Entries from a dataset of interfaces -
***
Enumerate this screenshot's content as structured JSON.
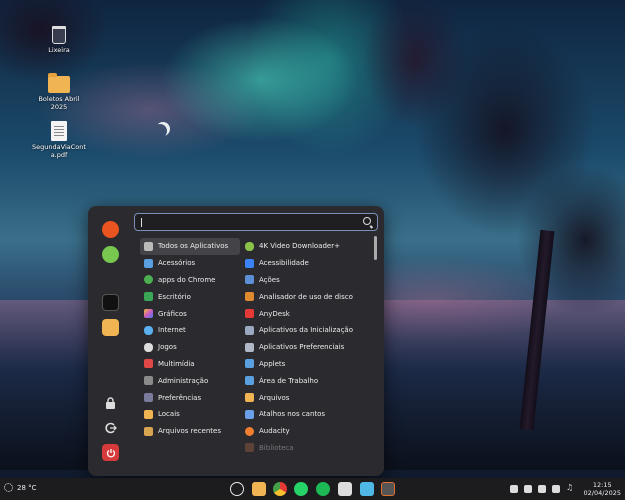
{
  "desktop": {
    "icons": [
      {
        "label": "Lixeira",
        "icon": "trash-icon"
      },
      {
        "label": "Boletos Abril 2025",
        "icon": "folder-icon"
      },
      {
        "label": "SegundaViaConta.pdf",
        "icon": "pdf-file-icon"
      }
    ]
  },
  "menu": {
    "search": {
      "placeholder": "",
      "value": ""
    },
    "favorites": [
      {
        "icon": "ubuntu-icon",
        "color": "#e95420"
      },
      {
        "icon": "green-circle-icon",
        "color": "#78c850"
      },
      {
        "icon": "terminal-icon",
        "color": "#222222"
      },
      {
        "icon": "folder-icon",
        "color": "#f0b552"
      }
    ],
    "session": [
      {
        "icon": "lock-icon"
      },
      {
        "icon": "logout-icon"
      },
      {
        "icon": "power-icon",
        "color": "#e04040"
      }
    ],
    "categories": [
      {
        "label": "Todos os Aplicativos",
        "icon": "grid-icon",
        "color": "#cccccc"
      },
      {
        "label": "Acessórios",
        "icon": "accessories-icon",
        "color": "#5aa0e0"
      },
      {
        "label": "apps do Chrome",
        "icon": "chrome-icon",
        "color": "#4caf50"
      },
      {
        "label": "Escritório",
        "icon": "office-icon",
        "color": "#3aa757"
      },
      {
        "label": "Gráficos",
        "icon": "graphics-icon",
        "color": "#d05ac0"
      },
      {
        "label": "Internet",
        "icon": "cloud-icon",
        "color": "#5ab0f0"
      },
      {
        "label": "Jogos",
        "icon": "gamepad-icon",
        "color": "#dddddd"
      },
      {
        "label": "Multimídia",
        "icon": "multimedia-icon",
        "color": "#e04848"
      },
      {
        "label": "Administração",
        "icon": "admin-icon",
        "color": "#8a8a8a"
      },
      {
        "label": "Preferências",
        "icon": "preferences-icon",
        "color": "#7a7a9a"
      },
      {
        "label": "Locais",
        "icon": "folder-icon",
        "color": "#f0b552"
      },
      {
        "label": "Arquivos recentes",
        "icon": "recent-folder-icon",
        "color": "#d9a550"
      }
    ],
    "apps": [
      {
        "label": "4K Video Downloader+",
        "icon": "cloud-download-icon",
        "color": "#8bc34a"
      },
      {
        "label": "Acessibilidade",
        "icon": "accessibility-icon",
        "color": "#3b82f6"
      },
      {
        "label": "Ações",
        "icon": "actions-icon",
        "color": "#5c8fd6"
      },
      {
        "label": "Analisador de uso de disco",
        "icon": "disk-icon",
        "color": "#e08a30"
      },
      {
        "label": "AnyDesk",
        "icon": "anydesk-icon",
        "color": "#e53935"
      },
      {
        "label": "Aplicativos da Inicialização",
        "icon": "startup-icon",
        "color": "#9aa8c0"
      },
      {
        "label": "Aplicativos Preferenciais",
        "icon": "preferred-apps-icon",
        "color": "#b0b8c8"
      },
      {
        "label": "Applets",
        "icon": "applets-icon",
        "color": "#5aa0e0"
      },
      {
        "label": "Área de Trabalho",
        "icon": "desktop-icon",
        "color": "#5aa0e0"
      },
      {
        "label": "Arquivos",
        "icon": "files-icon",
        "color": "#f0b552"
      },
      {
        "label": "Atalhos nos cantos",
        "icon": "hot-corners-icon",
        "color": "#6aa0e8"
      },
      {
        "label": "Audacity",
        "icon": "audacity-icon",
        "color": "#f08030"
      },
      {
        "label": "Biblioteca",
        "icon": "library-icon",
        "color": "#aa6644"
      }
    ]
  },
  "taskbar": {
    "weather": "28 °C",
    "time": "12:15",
    "date": "02/04/2025",
    "apps": [
      {
        "icon": "mint-menu-icon",
        "color": "#e8e8e8"
      },
      {
        "icon": "files-icon",
        "color": "#f0b552"
      },
      {
        "icon": "chrome-icon",
        "color": "#e53935"
      },
      {
        "icon": "whatsapp-icon",
        "color": "#25d366"
      },
      {
        "icon": "spotify-icon",
        "color": "#1db954"
      },
      {
        "icon": "notes-icon",
        "color": "#dddddd"
      },
      {
        "icon": "vscode-icon",
        "color": "#4fb8e6"
      },
      {
        "icon": "calculator-icon",
        "color": "#777777"
      }
    ]
  }
}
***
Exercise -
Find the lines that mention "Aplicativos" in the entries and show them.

Your response -
        "label": "Todos os Aplicativos",
        "label": "Aplicativos da Inicialização",
        "label": "Aplicativos Preferenciais",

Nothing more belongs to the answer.